Chef Rick Shell is at the helm at one of Maine’s most talked about properties, the newly reimaged Cliff House in Cape Neddick. The Tiller, the resort’s signature restaurant, features a sheet of windows overlooking the water. You’ll feel like you’re on a cruise ship until you look down and notice that you’re on land and a very fine landing it is with the craggy rocks that plunge into ocean spray. Time it right, as I recently did, and you’re treated to a full moon’s rays streaking across the sea. This isn’t just a hotel restaurant: locals and long-time Maine vacationers have now made this a destination.
Chef Shell, a graduate of the Culinary Institute of American in Hyde Park, New York, did stints in Washington state and Reno, Nevada before launching the kitchen at the new Cliff House.
Locally sourced isn’t a slogan here; it’s a credo. Chef Shell, who visited more than 30 local farms to hand select the best growers, has introduced elegant new twists on New England classics, like lobster mac n’ cheese drizzled with truffle oil, along with dishes like wild Maine mussels and duck breast braised in local cider. The creamed carrot soup topped with tarragon, crème fiche and candied ginger sounds like heaven, and that’s because, well, it is.
Since the restaurant is located within a hotel, mornings matter. The Tiller doesn’t disappoint with fresh pressed health juices, quinoa bowls with poached eggs, zucchini bread French toast with maple bourbon butter and a peeky toe crab omelet with hand-dipped ricotta.
Lunch at Nubb’s, the casual lounge with hewn wood tables and foos ball, delivers an elevated lunch that you can experience in your bikini. Go with classics like a tender lobster roll, flavorful lobster hush puppies and bacon-studded potato salad. Pair all of it either with a craft brew from New England, or, when in season, a blueberry lemonade.
What drew you to become a chef?
I started in the dish pit scrubbing pots, pans & dishes. I would always go over to the line and see what the chefs were doing. The head chef would tell me to get back to my job, yet I still went back to the line. One day he said if you like the line so much, come do it. He gave me a prep list and the rest was history. The chef took me under his wing and taught me the business and I was sold from then on.
Any early memories of cooking?

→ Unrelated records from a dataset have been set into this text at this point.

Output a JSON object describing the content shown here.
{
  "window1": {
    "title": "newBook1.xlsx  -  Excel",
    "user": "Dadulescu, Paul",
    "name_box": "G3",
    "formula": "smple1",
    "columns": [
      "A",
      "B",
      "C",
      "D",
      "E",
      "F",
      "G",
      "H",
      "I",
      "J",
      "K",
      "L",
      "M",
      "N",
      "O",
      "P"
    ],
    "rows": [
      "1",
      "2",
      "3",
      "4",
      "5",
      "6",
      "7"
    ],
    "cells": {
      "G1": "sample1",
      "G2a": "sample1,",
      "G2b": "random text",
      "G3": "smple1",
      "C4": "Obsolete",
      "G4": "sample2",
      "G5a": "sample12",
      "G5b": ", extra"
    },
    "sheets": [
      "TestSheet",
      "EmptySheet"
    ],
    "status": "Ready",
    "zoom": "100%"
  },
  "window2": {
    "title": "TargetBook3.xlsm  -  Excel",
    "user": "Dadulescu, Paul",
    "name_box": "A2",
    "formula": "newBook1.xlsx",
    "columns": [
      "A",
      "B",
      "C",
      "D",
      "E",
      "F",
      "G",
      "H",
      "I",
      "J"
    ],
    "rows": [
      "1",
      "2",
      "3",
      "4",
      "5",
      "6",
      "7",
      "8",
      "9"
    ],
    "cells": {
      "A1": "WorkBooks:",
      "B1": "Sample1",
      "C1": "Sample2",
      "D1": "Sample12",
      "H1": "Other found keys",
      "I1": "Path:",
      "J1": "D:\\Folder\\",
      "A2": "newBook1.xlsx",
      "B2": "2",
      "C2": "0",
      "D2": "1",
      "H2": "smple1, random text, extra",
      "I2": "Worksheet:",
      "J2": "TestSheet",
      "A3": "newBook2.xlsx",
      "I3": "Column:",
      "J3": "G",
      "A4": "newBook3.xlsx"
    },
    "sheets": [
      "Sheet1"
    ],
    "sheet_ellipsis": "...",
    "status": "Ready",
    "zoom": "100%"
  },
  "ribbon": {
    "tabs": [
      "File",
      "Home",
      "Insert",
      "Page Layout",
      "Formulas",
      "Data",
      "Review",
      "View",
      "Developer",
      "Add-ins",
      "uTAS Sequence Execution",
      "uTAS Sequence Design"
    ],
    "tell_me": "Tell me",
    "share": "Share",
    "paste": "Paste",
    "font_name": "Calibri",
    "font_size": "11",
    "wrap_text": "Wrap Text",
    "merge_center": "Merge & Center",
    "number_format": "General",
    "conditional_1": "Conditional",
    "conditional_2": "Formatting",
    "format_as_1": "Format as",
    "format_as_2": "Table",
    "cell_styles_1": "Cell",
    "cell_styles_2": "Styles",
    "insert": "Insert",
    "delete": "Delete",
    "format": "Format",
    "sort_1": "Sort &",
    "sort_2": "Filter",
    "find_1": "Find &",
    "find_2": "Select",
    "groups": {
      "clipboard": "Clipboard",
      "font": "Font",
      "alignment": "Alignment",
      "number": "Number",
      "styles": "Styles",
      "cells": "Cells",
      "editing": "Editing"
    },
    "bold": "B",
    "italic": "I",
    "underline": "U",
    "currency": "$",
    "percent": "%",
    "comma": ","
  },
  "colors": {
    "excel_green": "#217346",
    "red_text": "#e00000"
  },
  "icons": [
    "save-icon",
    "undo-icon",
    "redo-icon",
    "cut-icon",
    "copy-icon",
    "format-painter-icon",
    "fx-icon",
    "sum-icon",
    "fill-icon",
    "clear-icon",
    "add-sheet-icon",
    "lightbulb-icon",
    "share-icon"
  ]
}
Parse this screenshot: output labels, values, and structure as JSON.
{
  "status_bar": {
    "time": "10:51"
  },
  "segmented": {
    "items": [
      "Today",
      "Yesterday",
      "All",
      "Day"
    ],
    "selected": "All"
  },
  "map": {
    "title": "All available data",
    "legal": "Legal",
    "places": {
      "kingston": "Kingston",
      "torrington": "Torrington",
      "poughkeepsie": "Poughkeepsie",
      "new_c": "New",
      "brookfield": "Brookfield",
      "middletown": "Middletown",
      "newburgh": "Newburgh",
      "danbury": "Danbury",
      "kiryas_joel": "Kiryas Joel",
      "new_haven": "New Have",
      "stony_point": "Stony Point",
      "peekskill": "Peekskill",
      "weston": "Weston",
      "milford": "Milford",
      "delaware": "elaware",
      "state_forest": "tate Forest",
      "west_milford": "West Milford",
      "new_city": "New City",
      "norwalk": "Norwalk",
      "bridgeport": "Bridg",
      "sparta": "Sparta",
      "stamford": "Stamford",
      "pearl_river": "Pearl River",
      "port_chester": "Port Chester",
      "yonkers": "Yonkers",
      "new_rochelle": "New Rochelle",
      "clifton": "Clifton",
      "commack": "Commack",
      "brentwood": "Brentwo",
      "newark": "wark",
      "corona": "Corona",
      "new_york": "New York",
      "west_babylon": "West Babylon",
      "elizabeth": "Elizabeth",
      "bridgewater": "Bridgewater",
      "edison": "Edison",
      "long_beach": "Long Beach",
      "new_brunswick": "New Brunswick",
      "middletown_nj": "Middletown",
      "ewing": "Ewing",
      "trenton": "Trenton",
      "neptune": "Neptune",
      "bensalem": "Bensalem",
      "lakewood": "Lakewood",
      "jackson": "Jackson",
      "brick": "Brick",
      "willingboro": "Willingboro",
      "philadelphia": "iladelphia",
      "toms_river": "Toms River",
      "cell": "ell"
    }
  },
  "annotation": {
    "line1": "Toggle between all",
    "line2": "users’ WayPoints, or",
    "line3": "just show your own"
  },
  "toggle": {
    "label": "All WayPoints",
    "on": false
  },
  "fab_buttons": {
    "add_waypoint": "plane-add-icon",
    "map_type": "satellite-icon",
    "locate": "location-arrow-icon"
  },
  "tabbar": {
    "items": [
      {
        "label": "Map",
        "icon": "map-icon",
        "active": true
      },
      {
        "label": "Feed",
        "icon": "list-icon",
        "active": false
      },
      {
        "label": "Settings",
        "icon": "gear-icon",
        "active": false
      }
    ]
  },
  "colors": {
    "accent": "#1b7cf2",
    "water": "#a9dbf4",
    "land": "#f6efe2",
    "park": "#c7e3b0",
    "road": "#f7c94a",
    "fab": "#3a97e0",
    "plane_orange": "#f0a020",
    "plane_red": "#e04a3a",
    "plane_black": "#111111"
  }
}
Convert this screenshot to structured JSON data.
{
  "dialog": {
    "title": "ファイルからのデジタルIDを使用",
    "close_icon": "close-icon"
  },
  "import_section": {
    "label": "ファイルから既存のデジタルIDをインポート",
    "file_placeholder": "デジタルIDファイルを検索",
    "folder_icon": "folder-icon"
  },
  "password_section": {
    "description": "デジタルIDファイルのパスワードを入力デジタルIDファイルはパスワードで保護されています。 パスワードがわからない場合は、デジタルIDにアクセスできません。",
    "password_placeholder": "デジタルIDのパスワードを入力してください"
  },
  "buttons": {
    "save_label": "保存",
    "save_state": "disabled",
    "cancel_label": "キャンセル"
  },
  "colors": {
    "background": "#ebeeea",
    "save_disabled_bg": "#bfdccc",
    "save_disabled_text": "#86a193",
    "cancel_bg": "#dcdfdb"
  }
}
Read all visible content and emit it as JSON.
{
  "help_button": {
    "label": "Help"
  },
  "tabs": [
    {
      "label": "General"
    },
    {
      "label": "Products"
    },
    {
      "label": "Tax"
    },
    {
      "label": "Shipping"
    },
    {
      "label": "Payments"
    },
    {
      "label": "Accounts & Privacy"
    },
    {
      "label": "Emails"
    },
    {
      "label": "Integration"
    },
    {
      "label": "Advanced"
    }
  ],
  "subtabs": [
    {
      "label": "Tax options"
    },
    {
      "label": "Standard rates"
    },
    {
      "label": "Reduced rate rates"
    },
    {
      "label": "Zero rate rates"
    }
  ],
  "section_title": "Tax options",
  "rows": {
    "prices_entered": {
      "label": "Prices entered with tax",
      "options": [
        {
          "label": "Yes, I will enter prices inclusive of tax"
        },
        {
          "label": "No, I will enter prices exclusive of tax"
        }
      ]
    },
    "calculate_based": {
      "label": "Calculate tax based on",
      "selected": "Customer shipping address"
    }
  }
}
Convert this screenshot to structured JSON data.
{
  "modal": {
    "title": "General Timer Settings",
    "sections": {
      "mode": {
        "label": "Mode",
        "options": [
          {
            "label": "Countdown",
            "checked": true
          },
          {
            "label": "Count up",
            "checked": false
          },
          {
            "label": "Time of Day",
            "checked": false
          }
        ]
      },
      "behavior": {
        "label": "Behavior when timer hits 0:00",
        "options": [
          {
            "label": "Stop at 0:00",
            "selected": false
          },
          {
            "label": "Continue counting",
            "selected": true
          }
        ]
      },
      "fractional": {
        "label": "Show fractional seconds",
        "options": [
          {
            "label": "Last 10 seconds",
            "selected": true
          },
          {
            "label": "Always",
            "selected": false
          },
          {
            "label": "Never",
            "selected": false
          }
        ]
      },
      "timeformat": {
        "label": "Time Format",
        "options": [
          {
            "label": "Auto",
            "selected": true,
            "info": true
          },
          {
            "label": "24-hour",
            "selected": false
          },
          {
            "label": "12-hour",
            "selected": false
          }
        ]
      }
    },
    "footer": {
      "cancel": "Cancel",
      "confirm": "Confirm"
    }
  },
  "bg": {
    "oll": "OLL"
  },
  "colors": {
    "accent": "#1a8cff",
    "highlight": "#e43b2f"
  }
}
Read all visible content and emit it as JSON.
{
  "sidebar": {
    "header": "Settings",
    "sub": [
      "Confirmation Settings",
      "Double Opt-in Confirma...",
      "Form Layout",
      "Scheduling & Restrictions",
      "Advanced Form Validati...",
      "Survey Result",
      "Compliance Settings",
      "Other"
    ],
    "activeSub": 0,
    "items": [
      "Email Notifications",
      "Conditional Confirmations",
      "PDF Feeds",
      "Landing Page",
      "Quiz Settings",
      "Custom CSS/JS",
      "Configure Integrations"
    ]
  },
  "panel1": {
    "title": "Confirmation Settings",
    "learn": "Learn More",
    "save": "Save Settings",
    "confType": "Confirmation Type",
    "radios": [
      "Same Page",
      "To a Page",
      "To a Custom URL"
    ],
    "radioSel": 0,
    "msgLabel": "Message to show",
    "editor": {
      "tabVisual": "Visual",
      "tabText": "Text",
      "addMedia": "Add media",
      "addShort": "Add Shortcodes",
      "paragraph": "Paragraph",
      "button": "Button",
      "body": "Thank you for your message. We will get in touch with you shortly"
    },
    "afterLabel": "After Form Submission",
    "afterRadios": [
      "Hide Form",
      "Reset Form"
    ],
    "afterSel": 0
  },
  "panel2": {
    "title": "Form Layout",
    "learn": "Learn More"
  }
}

I have so many memories of cooking and being around food. Food sets a social platform for people to come together for all types of occasions. I remember trying to recreate dishes at home and the trial and error is both fun and rewarding. Another memory I have is Brunswick stew cooking over the open flame, getting ready for a game day tail gate. My mother’s chicken and dumplings is comfort food at its best.
Any tips on finding great food in southern Maine?
Oh, this is the fun part of day’s off. Going from one place to another and trying others’ creations. Always keep in mind that even the off beaten path or hard to find places offer some great eats. Anju in Kittery, Maine has a great bone broth for the noodles. Visitors must visit try Vida Cantina in Portsmouth, Red’s Eats [ a quintessential lobster shack in downtown Wiscasset], the bakery at Roost Café in Ogunquit and, of course, I always find something fun at Northern Union [a wine bar and restaurant also in the seaside village of Ogunquit].
When you’re not working, what’s your favorite go-to meal?
That changes with my mood, weather and, most of all, the season. Right now, halibut and stripped bass. The local farms are producing some incredible items that go fantastic with some fish or grilled meats. A local verde chorizo makes a great verde chorizo taco, in the fall and I love roasted and braised items. The smells put me be at peace and in a great frame of mind.
Are there any ingredients that you haven’t had a chance to work with yet but would love to incorporate?
Locally, I have not played around with kombo, AKA kelp. I can’t wait to get a chance to create something with it.
Flash forward ten years: What are you doing?
Food and beverage is in my blood. One of many great things about this industry is that it is always changing and evolving and that makes it fun, exciting and truly keeps me on my toes. Maybe by then I’ll have a food truck that I can drive from farmers markets, fishing docks and fields to bring some uber-local taste to people!